Café con Joan Bennàssar: The adventure of living
Joan Bennàssar about freedom, discipline and women on Mallorca
A dreamy garden, all you hear are the birds happily chirping in the trees. Two familiar looking figures, a women and a men, are squatting on wooden poles. Like Adam and Eve in a garden they would never be banished from. It’s the yard of Joan Bennàssar’s workplace near Pollença. A place that is as remote as inspiring for one of the most renowned contemporary artists on Mallorca and the Balearics. His larger than life-sized sculptures populate parcs and places or live near the sea in Can Picafort, Sóller or Capdepera. I met Joan in his studio where he introduced me to his thoughts and his recent works.
You were born on Mallorca but lived in Barcelona for many years before you returned to your native town. What does the island mean to you?
Mallorca is where I come from and where I belong. Here are my roots, my family and friends. It’s the place where all my inspiration comes from. The culture, the sun and the sea.
The Mediterranean is a very privileged part of the world. It has been a region with infinite potential for many centuries, with rich nations on either side of the sea, and an exchange of highly developed cultures. Sometimes peaceful, sometimes through war and occupation. It was globalization before the word was even invented.
That’s particularly true for Mallorca. The island has always been a place of possibilities, that’s why people from all over the world came here and turned Mallorca into the cosmopolitan place it is today.
That’s an encouraging view in times of increasing hate an nationalism.
Religion and nationalism are the two evils of the world. A source for and a consequence of hate. It is a huge privilege to live in a peaceful era with equal rights and freedom to travel, to explore and to learn from each other. The current fears really worry me. One cannot estimate democratic values highly enough.
I believe in the good will of humankind, freedom, education, social rights and public spirit. And yes, I am a happy man. I’m a believer of life, and I am aware of the huge possibilities we have today. Whether in Pollença or in New York.
Speaking of equality – it’s pretty obvious that your work is more focused on women than man.
As an artist I’m fascinated by the female body, by its plasticity and by its beauty. For me female curves are – beyond desire – simply the most wonderful source of imagination and artistic creativity.
And other than on the peninsula, on Mallorca it was always the women who ruled the families. That’s why they appear strong and self-confident in my works, in particular the female sculptures. Curiously, as I grow older they become taller and more lean lately, like younger women.
And a little while ago I started to work with motives that are inspired by circus figures. The equilibrist, for example, the clown or the puppet player.
Looking around at your workshop, you seem to be not only very creative but productive, too. What does a regular working day of Joan Bennàssar look like?
For me it’s very important to have a strict routine. I’m working from 9am to 9pm every day. Of course, that includes meetings and business appointments which I usually have in the morning. But the afternoons I always spend in my workshop, completely by myself. These are the hours that are most precious to me. Except maybe the times when I am needed as a grandfather, a wonderful experience that is still relatively new to me.

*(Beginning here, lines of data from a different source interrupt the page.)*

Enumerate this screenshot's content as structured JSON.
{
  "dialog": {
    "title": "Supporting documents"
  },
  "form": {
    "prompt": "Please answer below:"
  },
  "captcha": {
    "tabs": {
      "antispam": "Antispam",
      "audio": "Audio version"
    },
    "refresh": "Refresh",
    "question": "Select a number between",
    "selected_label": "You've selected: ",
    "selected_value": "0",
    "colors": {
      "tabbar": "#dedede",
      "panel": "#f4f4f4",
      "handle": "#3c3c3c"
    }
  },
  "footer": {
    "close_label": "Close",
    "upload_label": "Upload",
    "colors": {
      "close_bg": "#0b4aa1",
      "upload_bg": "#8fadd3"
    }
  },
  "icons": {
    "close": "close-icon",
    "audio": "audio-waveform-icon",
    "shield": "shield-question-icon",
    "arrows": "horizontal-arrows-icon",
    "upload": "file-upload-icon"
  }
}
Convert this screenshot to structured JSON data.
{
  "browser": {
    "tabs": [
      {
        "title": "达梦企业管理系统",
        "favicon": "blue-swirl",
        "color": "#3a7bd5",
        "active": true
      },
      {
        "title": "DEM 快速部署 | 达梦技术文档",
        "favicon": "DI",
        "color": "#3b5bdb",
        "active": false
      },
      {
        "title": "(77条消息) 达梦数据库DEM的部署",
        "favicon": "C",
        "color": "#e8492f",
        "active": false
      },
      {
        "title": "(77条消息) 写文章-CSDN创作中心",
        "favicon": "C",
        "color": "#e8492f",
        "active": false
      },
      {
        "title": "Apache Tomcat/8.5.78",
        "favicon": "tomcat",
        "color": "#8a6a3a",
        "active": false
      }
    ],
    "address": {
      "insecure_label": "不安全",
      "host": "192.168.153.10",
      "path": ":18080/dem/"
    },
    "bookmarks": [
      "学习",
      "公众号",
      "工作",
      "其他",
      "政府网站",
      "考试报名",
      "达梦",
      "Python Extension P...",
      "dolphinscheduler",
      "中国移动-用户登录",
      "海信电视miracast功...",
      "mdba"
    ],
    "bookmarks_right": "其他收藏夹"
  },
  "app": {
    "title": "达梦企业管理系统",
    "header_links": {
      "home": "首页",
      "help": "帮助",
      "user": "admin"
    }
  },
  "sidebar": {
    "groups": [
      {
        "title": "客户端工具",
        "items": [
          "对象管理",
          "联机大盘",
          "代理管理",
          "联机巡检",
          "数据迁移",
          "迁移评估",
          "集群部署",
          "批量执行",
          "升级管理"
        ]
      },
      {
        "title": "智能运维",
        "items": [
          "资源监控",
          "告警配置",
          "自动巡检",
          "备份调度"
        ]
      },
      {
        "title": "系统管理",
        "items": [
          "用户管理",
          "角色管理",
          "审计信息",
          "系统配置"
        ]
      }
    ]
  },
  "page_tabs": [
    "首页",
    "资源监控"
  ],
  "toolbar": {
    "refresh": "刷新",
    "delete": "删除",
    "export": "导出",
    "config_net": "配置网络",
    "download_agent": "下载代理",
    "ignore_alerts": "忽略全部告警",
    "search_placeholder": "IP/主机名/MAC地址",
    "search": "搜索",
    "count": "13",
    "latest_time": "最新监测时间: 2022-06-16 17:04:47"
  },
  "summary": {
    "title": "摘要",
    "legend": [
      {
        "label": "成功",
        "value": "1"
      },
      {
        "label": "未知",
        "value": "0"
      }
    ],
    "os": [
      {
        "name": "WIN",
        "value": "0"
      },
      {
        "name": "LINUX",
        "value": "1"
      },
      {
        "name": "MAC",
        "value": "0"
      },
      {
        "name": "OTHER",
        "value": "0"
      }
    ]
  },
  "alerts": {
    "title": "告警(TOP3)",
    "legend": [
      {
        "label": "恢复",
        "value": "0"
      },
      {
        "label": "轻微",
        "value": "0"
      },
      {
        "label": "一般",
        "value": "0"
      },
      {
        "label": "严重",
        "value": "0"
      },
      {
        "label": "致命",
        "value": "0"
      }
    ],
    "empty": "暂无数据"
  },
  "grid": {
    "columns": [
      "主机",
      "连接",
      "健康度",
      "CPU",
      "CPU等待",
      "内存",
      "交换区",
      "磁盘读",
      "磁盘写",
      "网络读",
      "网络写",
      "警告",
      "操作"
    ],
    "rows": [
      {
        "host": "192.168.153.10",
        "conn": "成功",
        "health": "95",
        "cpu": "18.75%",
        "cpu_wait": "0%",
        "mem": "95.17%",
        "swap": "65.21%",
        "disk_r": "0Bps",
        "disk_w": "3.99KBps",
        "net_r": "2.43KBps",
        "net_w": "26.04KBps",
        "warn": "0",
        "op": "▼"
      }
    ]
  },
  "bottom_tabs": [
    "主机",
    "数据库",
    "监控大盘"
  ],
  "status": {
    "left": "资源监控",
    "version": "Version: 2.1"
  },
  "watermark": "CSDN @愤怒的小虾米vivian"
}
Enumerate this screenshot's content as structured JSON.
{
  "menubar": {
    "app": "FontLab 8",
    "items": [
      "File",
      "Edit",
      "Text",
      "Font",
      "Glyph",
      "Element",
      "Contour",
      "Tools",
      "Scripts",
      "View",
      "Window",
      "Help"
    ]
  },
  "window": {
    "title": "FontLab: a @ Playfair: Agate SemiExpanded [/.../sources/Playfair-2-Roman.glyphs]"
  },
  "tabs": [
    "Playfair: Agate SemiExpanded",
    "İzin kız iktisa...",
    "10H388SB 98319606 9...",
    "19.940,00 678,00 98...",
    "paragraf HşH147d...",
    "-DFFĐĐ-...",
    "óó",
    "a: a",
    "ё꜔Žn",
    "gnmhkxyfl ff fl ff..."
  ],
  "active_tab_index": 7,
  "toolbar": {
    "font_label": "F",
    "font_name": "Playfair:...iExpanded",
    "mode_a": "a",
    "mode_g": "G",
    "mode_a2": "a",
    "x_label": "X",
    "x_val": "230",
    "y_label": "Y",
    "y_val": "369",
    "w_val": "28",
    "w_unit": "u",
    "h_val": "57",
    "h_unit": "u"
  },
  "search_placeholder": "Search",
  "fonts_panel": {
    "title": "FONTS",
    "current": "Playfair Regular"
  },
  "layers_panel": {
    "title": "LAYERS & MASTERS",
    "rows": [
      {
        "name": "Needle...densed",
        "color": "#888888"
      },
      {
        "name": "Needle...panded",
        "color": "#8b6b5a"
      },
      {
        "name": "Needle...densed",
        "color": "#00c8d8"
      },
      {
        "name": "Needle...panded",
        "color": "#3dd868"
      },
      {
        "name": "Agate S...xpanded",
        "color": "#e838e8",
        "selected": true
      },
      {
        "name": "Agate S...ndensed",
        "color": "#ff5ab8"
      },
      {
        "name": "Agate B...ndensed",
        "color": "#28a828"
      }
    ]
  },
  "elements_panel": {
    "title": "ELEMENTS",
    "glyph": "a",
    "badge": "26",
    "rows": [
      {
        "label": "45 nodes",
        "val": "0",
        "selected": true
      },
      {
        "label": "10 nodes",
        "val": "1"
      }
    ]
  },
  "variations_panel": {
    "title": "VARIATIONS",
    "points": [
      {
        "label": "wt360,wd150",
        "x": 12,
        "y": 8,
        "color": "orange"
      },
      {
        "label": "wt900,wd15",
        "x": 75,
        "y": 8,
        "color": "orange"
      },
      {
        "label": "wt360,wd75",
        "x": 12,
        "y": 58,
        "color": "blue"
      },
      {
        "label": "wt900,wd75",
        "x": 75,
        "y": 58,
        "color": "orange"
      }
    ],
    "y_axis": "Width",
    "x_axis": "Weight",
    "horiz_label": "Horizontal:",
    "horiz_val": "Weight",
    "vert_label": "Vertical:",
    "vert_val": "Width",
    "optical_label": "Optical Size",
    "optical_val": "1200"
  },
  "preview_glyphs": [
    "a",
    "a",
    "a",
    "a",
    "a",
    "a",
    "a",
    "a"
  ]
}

In my studio I am usually working on several different paintings and sculptures simultaneously, but when I resume my work I always know where to continue. In the past I was trying very hard to put everything – the initial idea and all my thoughts and feelings – into one piece of work. That was always a difficult process and it took me a long time before I finished a picture or a sculpture.
Today, I know that I have the freedom to vary and try out, and if one piece isn’t exactly what I intended I just start anew. For me freedom and discipline go together, both are substantial to my way of working.
Apart from work and inspiration for your art, what is your favorite place on the island?
The place I love the most on Mallorca is a small mountain on the Alcudia peninsula called s’Atalaia. It’s only about an hours hike from the Ermita de la Victoria but it feels like the end of the world. The most beautiful time to go there is in the winter, when the air is absolutely clear.
The new Ithaca of the Mediterrània 16, Can Picafort, Mallorca.
Video of the assembly of the Joan Bennàssar exhibition.
The ever changing world
requires new ways to reflect,
therefore, the classics must be read
according to the winds of each season.
Original article written by Caterina Bury and features on Estilo Palma.